The Arizona Wildcats went down to San Antonio and got a win Thursday night but when the Cats look back and remember the Alamo (Dome) they’ll know it was a narrow escape.
It’s not often a team gets out-touchdowned and still walks away with a victory.
UTSA scored three TDs while Arizona only found the end zone twice. The UA’s problem was settling for field goals on four of five trips to the red zone and it’s an issue that will need to be corrected in a hurry.
How do you remember last year’s Texas-San Antonio game? Easy win for the Cats, right? Looking closer, however, Arizona’s yardage totals were worse on both sides of the ball last year. Compared to Thursday’s game, the UA offense gained fewer yards against UTSA last season (422 to 454) and the Wildcat D surrendered more yards in that 2013 game (379 to 349).
So why was the Tucson tilt a 25-point rout while the game in ol’ San Antone was a three-point nailbiter? Red zone offense. Arizona scored four touchdowns in five trips inside UTSA’s 20-yard line last year but cashed in only once in five red zone drives this time around.
Rich Rodriguez knows it. “We won the game on field goals,” the Arizona head coach told the media after the game, “but we gotta quit getting those threes and get sevens.”
Looking at last season’s game the key was first down. Here is how each red zone series against UTSA began in 2013 (and how the drive ended):
1st and 10 at the 13: B.J. Denker pass for 13 yards (touchdown)
1st and Goal at the 7: Ka’Deem Carey rush for 1 yard (field goal)
1st and 10 at the 18: Denker rush for 5 yards (touchdown)
1st and Goal at the 4: Carey rush for 3 yards (touchdown)
1st and 15 at the 18: Carey rush for 11 yards (touchdown)
Every red zone series that started with decent yardage on first down ended in the end zone. Now contrast that with the game in San Antonio:
1st and 10 at the 19: Anu Solomon pass incomplete (field goal)
1st and 10 at the 11: Nick Wilson rush for loss of 1 yard (field goal)
1st and 10 at the 14: Pass interference in the end zone (touchdown)
1st and 10 at the 18: Wilson rush for 1 yard (field goal)
1st and 10 at the 11: Wilson rush for 1 yard (field goal)

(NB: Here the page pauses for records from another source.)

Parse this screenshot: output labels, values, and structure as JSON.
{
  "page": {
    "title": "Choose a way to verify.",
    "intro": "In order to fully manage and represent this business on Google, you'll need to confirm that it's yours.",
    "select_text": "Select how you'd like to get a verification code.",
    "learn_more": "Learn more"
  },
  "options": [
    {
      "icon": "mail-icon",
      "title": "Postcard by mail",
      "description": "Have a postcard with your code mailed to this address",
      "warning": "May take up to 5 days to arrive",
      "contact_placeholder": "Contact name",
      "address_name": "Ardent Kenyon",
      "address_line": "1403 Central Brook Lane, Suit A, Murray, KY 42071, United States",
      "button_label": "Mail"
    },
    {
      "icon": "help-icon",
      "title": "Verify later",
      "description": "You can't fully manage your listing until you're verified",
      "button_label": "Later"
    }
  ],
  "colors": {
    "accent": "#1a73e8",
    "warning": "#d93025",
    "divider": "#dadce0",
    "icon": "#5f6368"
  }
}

The Cats found themselves in second-and-long four of the five times in the red zone and ended up kicking a field goal all four times.
Obviously, gaining five yards on first down doesn’t guarantee you’ll gain the next 15 yards and score. But staying out of second-and-long helps keep you out of third-and-long, and third-and-long is what leads to incomplete passes, sacks and field goal tries.
Last year’s run-first attack was built for the red zone. You could either give it to Ka’Deem until he scored or, if the defense overloaded the middle, B.J. took it around end. There’s a reason the duo combined for 32 TDs on the ground in 2013.
What are the options this year now that Carey is in the NFL and Denker is wearing a coach’s headset? It’s too much to ask for the offensive line to simply bulldoze people so Wilson and Terris Jones-Grigsby can plow straight into the end zone every time. Solomon is either going to have to be more aggressive as a runner inside the 20 or the red zone passing game needs to improve.
The potential to convert through the air is there. Arizona’s receiver rotation features four guys 6-foot-3 or taller in Austin Hill, Cayleb Jones, Trey Griffey and David Richards. Recall the pass to the 6-4 Richards in the back of the end zone Thursday night when replay showed he got his feet in bounds but he couldn’t complete the catch. Tighten up the execution and the TD register should start ringing again.
It’s time for your weekly reminder of how much Denker improved over the course of last season. He didn’t have 90 yards passing in either of his first two games. He didn’t have a 200-yard passing game until the fifth contest. In half of those first four starts he completed 40% of his passes or worse. By the end of the year he was throwing 275 yards and two touchdowns in a bowl victory.
Solomon has already shown flashes of being exactly what this team needs. The next step is mastering the red zone offense.
Once it happens the odds of Arizona getting out-touchdowned go way down and opposing defensive coordinators will be the ones seeing red.
– – – – –